● **Component data from apps and pages**:
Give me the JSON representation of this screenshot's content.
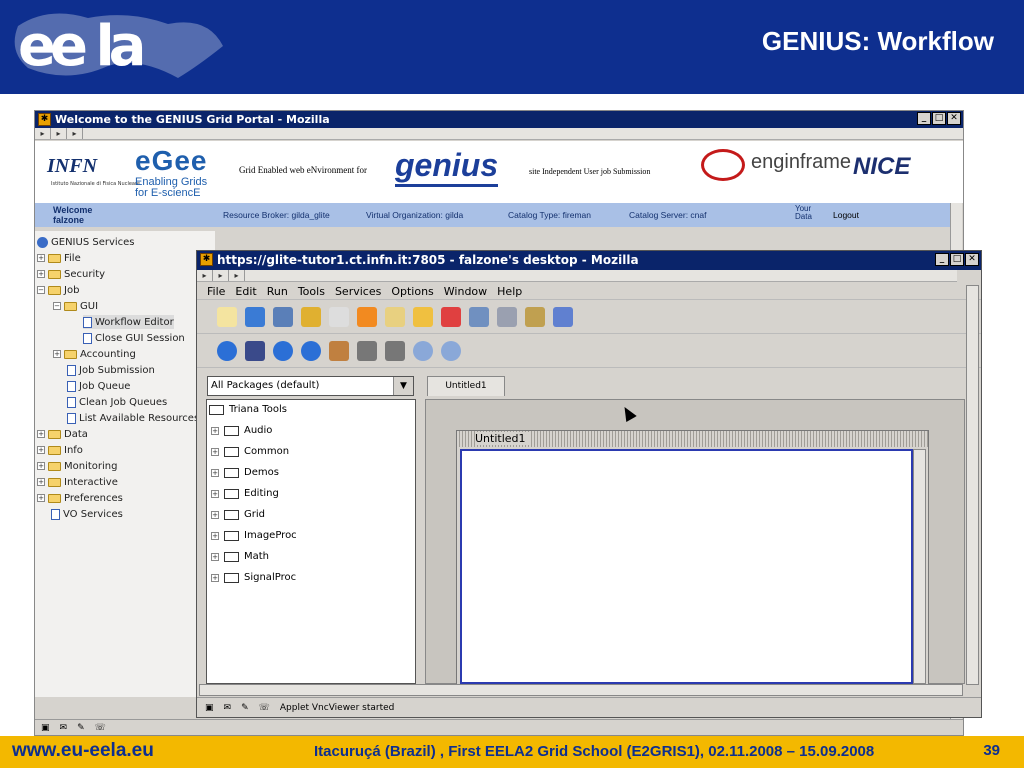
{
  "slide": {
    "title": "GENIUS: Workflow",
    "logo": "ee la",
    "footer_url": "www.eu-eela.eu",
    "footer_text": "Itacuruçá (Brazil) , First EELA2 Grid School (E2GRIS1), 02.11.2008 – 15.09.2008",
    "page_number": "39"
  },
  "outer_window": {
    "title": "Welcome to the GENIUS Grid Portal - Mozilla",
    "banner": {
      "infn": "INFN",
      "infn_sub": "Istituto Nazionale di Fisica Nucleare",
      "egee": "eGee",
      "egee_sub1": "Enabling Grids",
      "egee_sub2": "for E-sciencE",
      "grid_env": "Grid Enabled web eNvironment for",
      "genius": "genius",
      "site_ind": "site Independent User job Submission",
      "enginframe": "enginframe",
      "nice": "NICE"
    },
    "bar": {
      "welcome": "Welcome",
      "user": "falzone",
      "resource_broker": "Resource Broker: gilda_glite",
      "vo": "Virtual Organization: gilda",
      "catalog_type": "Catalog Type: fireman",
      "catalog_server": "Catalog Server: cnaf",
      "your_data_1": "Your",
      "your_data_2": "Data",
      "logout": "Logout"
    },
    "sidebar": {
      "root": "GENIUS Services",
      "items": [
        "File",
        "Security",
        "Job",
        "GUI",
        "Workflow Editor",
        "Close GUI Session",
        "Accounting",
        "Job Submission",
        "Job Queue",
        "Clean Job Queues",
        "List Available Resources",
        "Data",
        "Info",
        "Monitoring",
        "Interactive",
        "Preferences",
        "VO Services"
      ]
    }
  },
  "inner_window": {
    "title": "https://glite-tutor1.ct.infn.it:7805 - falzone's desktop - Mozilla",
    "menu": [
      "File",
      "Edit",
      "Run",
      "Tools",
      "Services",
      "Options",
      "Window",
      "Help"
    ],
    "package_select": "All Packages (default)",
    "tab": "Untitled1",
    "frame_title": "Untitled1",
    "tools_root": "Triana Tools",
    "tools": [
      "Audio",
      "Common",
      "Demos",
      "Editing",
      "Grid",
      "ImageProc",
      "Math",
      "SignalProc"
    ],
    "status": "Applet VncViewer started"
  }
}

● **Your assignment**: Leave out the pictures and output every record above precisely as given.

● **Solution for this task**:
Give me the JSON representation of this screenshot's content.
{
  "slide": {
    "title": "GENIUS: Workflow",
    "logo": "ee la",
    "footer_url": "www.eu-eela.eu",
    "footer_text": "Itacuruçá (Brazil) , First EELA2 Grid School (E2GRIS1), 02.11.2008 – 15.09.2008",
    "page_number": "39"
  },
  "outer_window": {
    "title": "Welcome to the GENIUS Grid Portal - Mozilla",
    "banner": {
      "infn": "INFN",
      "infn_sub": "Istituto Nazionale di Fisica Nucleare",
      "egee": "eGee",
      "egee_sub1": "Enabling Grids",
      "egee_sub2": "for E-sciencE",
      "grid_env": "Grid Enabled web eNvironment for",
      "genius": "genius",
      "site_ind": "site Independent User job Submission",
      "enginframe": "enginframe",
      "nice": "NICE"
    },
    "bar": {
      "welcome": "Welcome",
      "user": "falzone",
      "resource_broker": "Resource Broker: gilda_glite",
      "vo": "Virtual Organization: gilda",
      "catalog_type": "Catalog Type: fireman",
      "catalog_server": "Catalog Server: cnaf",
      "your_data_1": "Your",
      "your_data_2": "Data",
      "logout": "Logout"
    },
    "sidebar": {
      "root": "GENIUS Services",
      "items": [
        "File",
        "Security",
        "Job",
        "GUI",
        "Workflow Editor",
        "Close GUI Session",
        "Accounting",
        "Job Submission",
        "Job Queue",
        "Clean Job Queues",
        "List Available Resources",
        "Data",
        "Info",
        "Monitoring",
        "Interactive",
        "Preferences",
        "VO Services"
      ]
    }
  },
  "inner_window": {
    "title": "https://glite-tutor1.ct.infn.it:7805 - falzone's desktop - Mozilla",
    "menu": [
      "File",
      "Edit",
      "Run",
      "Tools",
      "Services",
      "Options",
      "Window",
      "Help"
    ],
    "package_select": "All Packages (default)",
    "tab": "Untitled1",
    "frame_title": "Untitled1",
    "tools_root": "Triana Tools",
    "tools": [
      "Audio",
      "Common",
      "Demos",
      "Editing",
      "Grid",
      "ImageProc",
      "Math",
      "SignalProc"
    ],
    "status": "Applet VncViewer started"
  }
}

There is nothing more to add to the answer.